Sponsorship as a discipline is under pressure to fill the gap that is increasingly being left by cutbacks from the public purse. It has to prove its worth as a viable means of providing mutual benefit in the marketing process, thus enabling the formation of a profitable partnership. Where the Arts is struggling is in its ability to confidently identify the true worth of its assets in the commercial process. This is affecting its ability to fulfil its true potential in this highly accessible marketplace which has enormous commercial potential.
What makes arts sponsorship different from other forms of sponsorship?
Simple answer, if a slight generalisation. Essentially the target market which tends to be slightly more aspirational, cultured and creatively driven than the norm. Corporate sponsors that become partners of the arts are also looking to set themselves apart from their competitors by doing something more meaningful and imaginative. Arts sponsorship also provides more interactive and inspirational opportunities for employee engagement as well as emphasising a sense of responsibility and purpose than many other forms of sponsorship.
Corporate sponsors that become partners of the arts are also looking to set themselves apart from their competitors by doing something more meaningful and imaginative.
Do you feel the arts and cultural sector is more receptive to the possibilities of corporate sponsorship as a form of income generation?

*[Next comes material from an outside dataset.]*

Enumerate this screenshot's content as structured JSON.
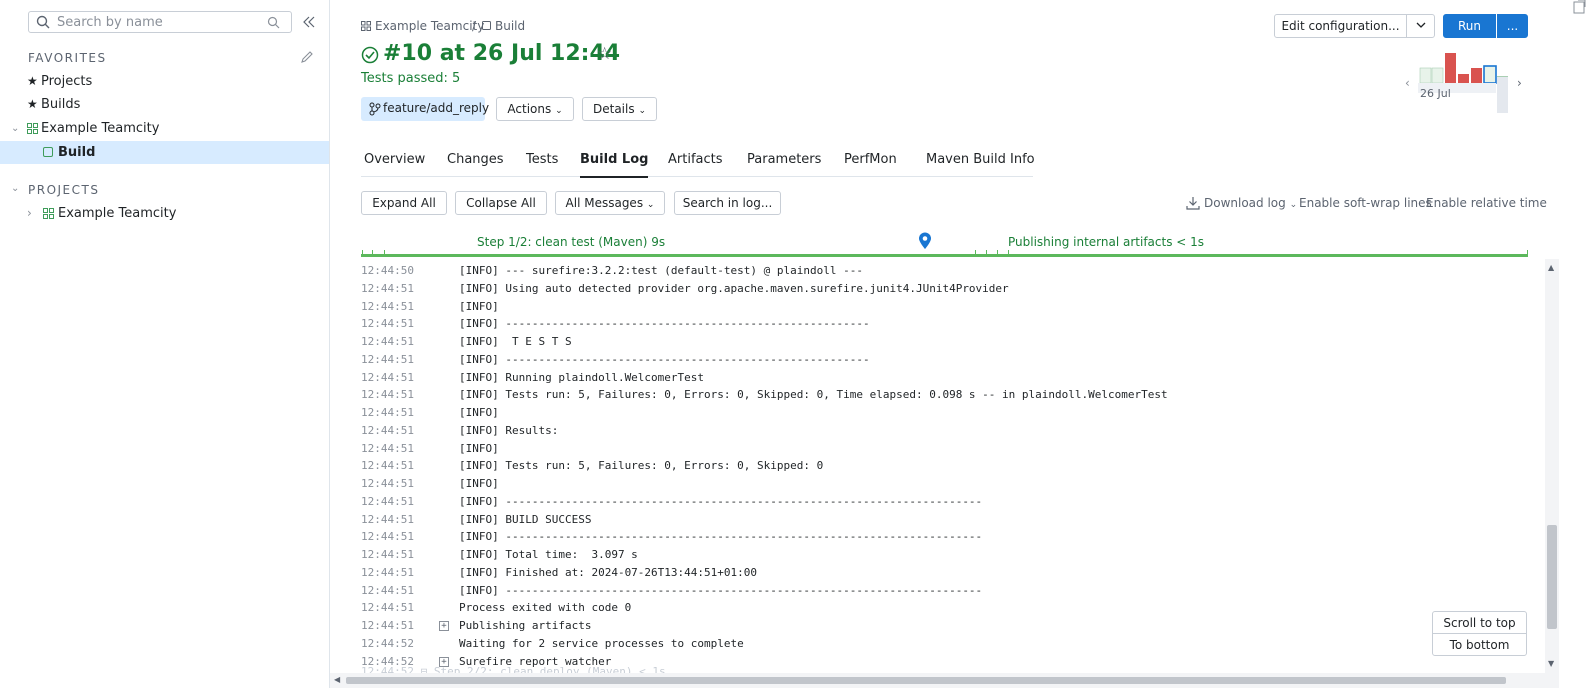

No. Sadly sponsorship still seems to be greeted with suspicion in the arts. Some organisations still fear that their editorial integrity will be affected, while some others (generally smaller organisations) find the prospect of seeking partners to be daunting and time consuming.
What are the skills needed to become an expert in corporate sponsorship?
I always think that marketing is common sense! Maybe I’m simplifying things but directing messages to the people most likely to buy your products doesn’t require further explanation. As far as sponsorship is concerned it is a specialist discipline but it is also founded on some obvious principles. But beyond just logical thinking, a sponsorship practitioner needs to be agile, logical, resourceful, analytical and creative. Needless to say, anyone with basic marketing experience who wants to understand the principles and disciplines that make up successful sponsorship campaigns should undertake specific training. No better place to start than the Certificate!
What are your top tips for someone going into sponsorship?
- Don’t take ‘No’ for an answer
- Never ever give up
- Be open to change
- The more creativity you can apply to the process the more likely you are to succeed
What do you think the future of arts sponsorship looks like?
Despite things being tough I believe that sponsorship is the future for arts and culture. I believe that every arts organisation has saleable assets and can attract commercial partnership revenue. I also believe that, as more societal responsibility is demanded from our corporations, the arts can fill this requirement. It is often the bridge into communities and also a conduit for the transformation of young people. I am hopeful that a major breakthough is close at hand and it only requires one brave company to do a ground-breaking deal that will precipitate a dramatic shift.
What is your favourite art sponsorship campaign?
Such a big question so please excuse me if I mention a few. As I spent a lot of my formative years working on promotions I always think that the best campaigns should have a promotional element attached, if only because this adds a sales-led benefit as an outcome. I say this slightly red-faced because it’s very close to home for me, but Orange Wednesdays, still to this day, takes some beating. I also love campaigns that offer serious levels of employee engagement so I’ve always loved The Old Vic’s partnership with PwC, where staff not only undertook personal development training at the theatre but also staged their own play. I also love prizes as they are associated with excellence and reflect well on sponsors. So, I love the Deutsche Bank Art Prize for Schools which annually attracts over 20,000 entries. For sheer audacity and originality, I also love the partnership between Scotland’s Check It Scaffold Services and the Scottish Ballet which is only a small arrangement but shows that value of thinking outside the box.